ASSIGNED TASK → Every line from the one holding "Parse this screenshot: output" to the end of the entries should be repeated exactly, with the pictures left out.

====== SOURCE MATERIAL ======

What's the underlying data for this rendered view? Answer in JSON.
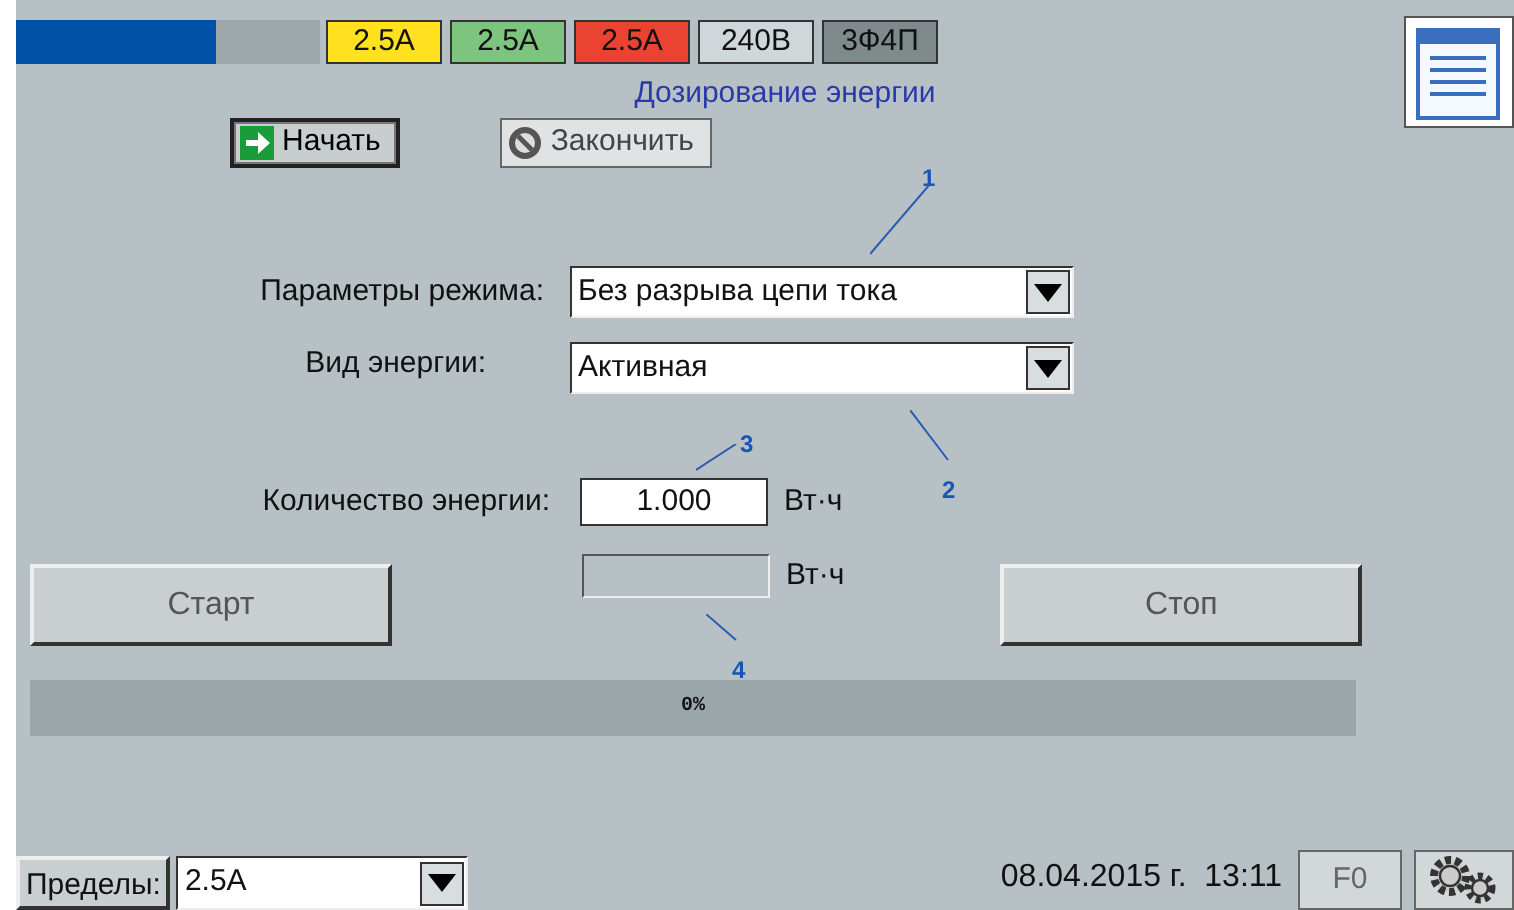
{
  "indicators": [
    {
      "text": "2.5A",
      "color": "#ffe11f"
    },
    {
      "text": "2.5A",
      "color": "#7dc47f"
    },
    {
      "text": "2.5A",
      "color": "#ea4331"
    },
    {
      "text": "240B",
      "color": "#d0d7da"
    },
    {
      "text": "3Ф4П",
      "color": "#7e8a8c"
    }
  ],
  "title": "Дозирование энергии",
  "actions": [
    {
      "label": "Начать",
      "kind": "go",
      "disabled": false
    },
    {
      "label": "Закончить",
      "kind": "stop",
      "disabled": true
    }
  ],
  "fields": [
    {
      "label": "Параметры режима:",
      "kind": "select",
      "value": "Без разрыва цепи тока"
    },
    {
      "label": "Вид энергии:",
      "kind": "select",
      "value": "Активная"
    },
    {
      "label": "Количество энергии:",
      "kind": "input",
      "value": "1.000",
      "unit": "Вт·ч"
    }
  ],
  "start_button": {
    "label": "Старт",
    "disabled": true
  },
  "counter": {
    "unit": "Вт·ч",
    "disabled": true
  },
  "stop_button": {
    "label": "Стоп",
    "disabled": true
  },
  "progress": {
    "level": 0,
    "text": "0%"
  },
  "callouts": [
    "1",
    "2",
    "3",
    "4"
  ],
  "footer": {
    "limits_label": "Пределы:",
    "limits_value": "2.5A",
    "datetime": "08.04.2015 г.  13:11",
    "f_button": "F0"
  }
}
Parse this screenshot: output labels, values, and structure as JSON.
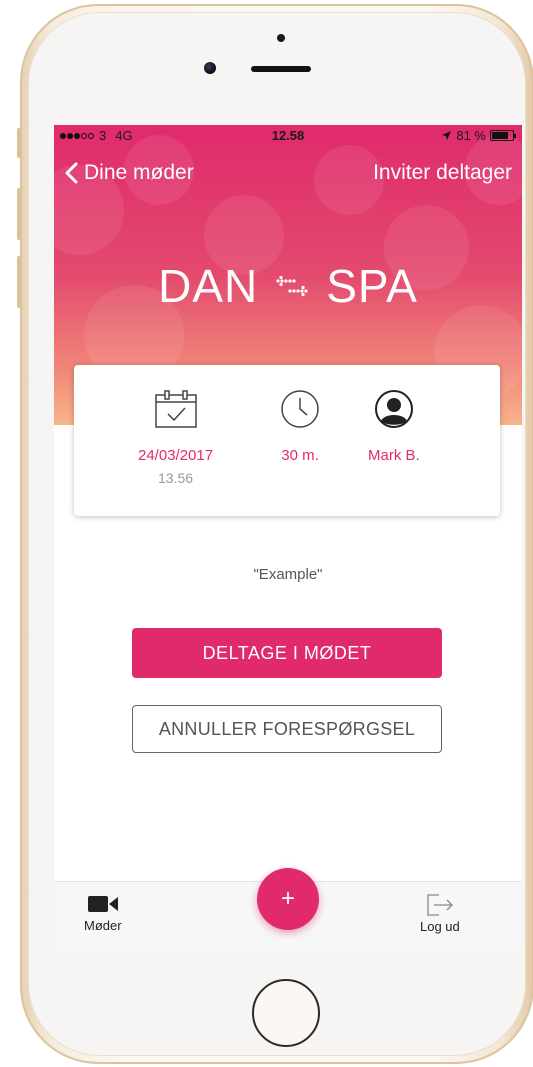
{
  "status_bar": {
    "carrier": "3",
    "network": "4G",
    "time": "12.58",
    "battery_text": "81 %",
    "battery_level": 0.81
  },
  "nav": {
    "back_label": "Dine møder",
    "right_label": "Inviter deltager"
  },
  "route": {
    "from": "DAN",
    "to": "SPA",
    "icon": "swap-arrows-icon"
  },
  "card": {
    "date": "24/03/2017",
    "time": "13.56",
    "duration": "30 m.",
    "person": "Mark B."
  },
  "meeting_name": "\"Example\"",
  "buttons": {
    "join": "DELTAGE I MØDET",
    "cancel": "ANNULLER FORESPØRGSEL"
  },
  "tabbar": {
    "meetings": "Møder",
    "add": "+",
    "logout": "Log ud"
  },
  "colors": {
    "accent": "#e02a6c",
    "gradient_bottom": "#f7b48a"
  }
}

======

OUTPUT OF THE EXERCISE →
Parse this screenshot: output labels, values, and structure as JSON.
{
  "status_bar": {
    "carrier": "3",
    "network": "4G",
    "time": "12.58",
    "battery_text": "81 %",
    "battery_level": 0.81
  },
  "nav": {
    "back_label": "Dine møder",
    "right_label": "Inviter deltager"
  },
  "route": {
    "from": "DAN",
    "to": "SPA",
    "icon": "swap-arrows-icon"
  },
  "card": {
    "date": "24/03/2017",
    "time": "13.56",
    "duration": "30 m.",
    "person": "Mark B."
  },
  "meeting_name": "\"Example\"",
  "buttons": {
    "join": "DELTAGE I MØDET",
    "cancel": "ANNULLER FORESPØRGSEL"
  },
  "tabbar": {
    "meetings": "Møder",
    "add": "+",
    "logout": "Log ud"
  },
  "colors": {
    "accent": "#e02a6c",
    "gradient_bottom": "#f7b48a"
  }
}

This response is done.